With the ease of use, protection against staining and hygiene at the core of their offering, Callalay have created a product that’s ideally suited to the inconvenience of public bathrooms.
With Tampliners made from 95% biodegradable materials, Callaly also invests one percent of its sales in projects that support people with periods.
According to the Women’s Environmental Network, the average woman will use around 11,000 tampons in her lifetime, and over a quarter of women claim to be unsatisfied with them.
Part of the issue has been one of choice, for decades the various options were limited to disposable pads, tampons, and menstrual cups. With large brands dominating the market, and with very few alternatives available, women have at times simply opted for “the best choice available”.
In 2016 Flex launched an alternative, consisting of a small, plastic disposable disc that sits at the base of the cervix, just past the vaginal canal. Because the disc rests higher than both tampons and menstrual cups, it is less likely to cause cramps (by up to 70 percent) and prevents odors by not exposing the blood to oxygen.
The disc can be worn safely for up to 12 hours, and because it’s less prone to leaking, it’s the only product that apparently allows you to have “mess-free sex”. Additional benefits are the materials. Made from hypoallergenic, BPA-free plastic, the Flex product is less likely to cause yeast infections or toxic shock syndrome.

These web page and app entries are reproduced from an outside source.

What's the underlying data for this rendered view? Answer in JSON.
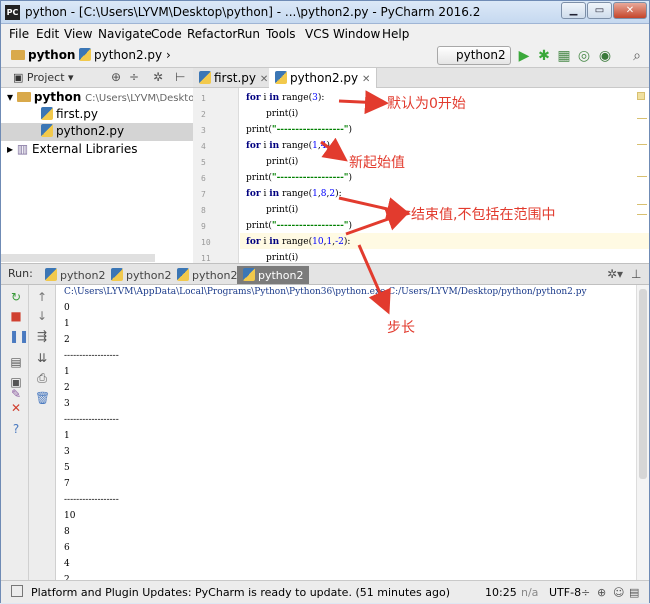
{
  "window": {
    "title": "python - [C:\\Users\\LYVM\\Desktop\\python] - ...\\python2.py - PyCharm 2016.2"
  },
  "menu": [
    "File",
    "Edit",
    "View",
    "Navigate",
    "Code",
    "Refactor",
    "Run",
    "Tools",
    "VCS",
    "Window",
    "Help"
  ],
  "breadcrumb": {
    "folder": "python",
    "file": "python2.py"
  },
  "run_config": "python2",
  "project": {
    "header": "Project",
    "root_name": "python",
    "root_path": "C:\\Users\\LYVM\\Deskto",
    "files": [
      "first.py",
      "python2.py"
    ],
    "external": "External Libraries"
  },
  "editor": {
    "tabs": [
      "first.py",
      "python2.py"
    ],
    "line_numbers": [
      "1",
      "2",
      "3",
      "4",
      "5",
      "6",
      "7",
      "8",
      "9",
      "10",
      "11"
    ]
  },
  "annotations": {
    "a1": "默认为0开始",
    "a2": "新起始值",
    "a3": "结束值,不包括在范围中",
    "a4": "步长"
  },
  "run": {
    "label": "Run:",
    "tabs": [
      "python2",
      "python2",
      "python2",
      "python2"
    ],
    "command": "C:\\Users\\LYVM\\AppData\\Local\\Programs\\Python\\Python36\\python.exe C:/Users/LYVM/Desktop/python/python2.py",
    "output": [
      "0",
      "1",
      "2",
      "------------------",
      "1",
      "2",
      "3",
      "------------------",
      "1",
      "3",
      "5",
      "7",
      "------------------",
      "10",
      "8",
      "6",
      "4",
      "2"
    ]
  },
  "status": {
    "message": "Platform and Plugin Updates: PyCharm is ready to update. (51 minutes ago)",
    "position": "10:25",
    "na": "n/a",
    "encoding": "UTF-8"
  }
}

However removing the menstrual disc may prove slightly complicated as the disc has the ability to hold up to six teaspoons of blood, or the equivalent of five tampons. As a result, Flex does recommend doing this particular activity in the shower.
Also, the disc isn’t reusable or biodegradable, meaning it isn’t as environmentally friendly as a cup, however by producing 60 percent less waste than traditional tampons, it does make it one of the more environmentally friendly disposable menstruation products available.
In the present social climate, people are undoubtedly concerned with the environment and their own personal impact on the plant. Tampons often contain a number of synthetic materials (including up to 90% plastic) that not only take a very long time to break down, but can also make their way into the various rivers, lakes, and seas of the world.
Through their reusable underwear, Wuka aims to reduce 200,000 tonnes of waste per year from tampons, pads and panty liners.While there are a number of underwear products on the market that double as a self-absorbing undergarment, Wuka (short for Wake Up and Kick-Ass) is the first of its kind to launch in the UK.
At first glance, the underwear looks much like any other, but beneath the top layer are several additional layers of material that offer protection against the effects of menstruation. Specifically, at the crotch, an anti-bacterial layer absorbs and traps any fluids, holding up to 4 tampons (or 20 milliliters) worth of blood.
The idea was formed after co-founder Ruby Raut grew up in Nepal and witnessed a number of women using sari rags during their monthly cycle. With traditional tampons and sanitary products often too expensive for many to afford, women were often forced to adopt cheaper alternatives.
After training as an environmental scientist, Ruby Raut set out to create a more comfortable, efficient, hygienic and eco-friendly product that could be reused after every period. The end result is the Wuka underwear range, where all items can be tossed into the washing machine (or washed in cold water) with regular detergent after every use.
On average a woman will have their period every month for around 30 years of their lives, and the end result is a lot of waste in our landfills, toxins in our body and money out of our pockets. These startups are just a few that are not only providing innovative and welcomed solutions towards women’s hygiene but are doing so in a way that ensures we’re more healthy, eco-friendly and cost-effective in the process.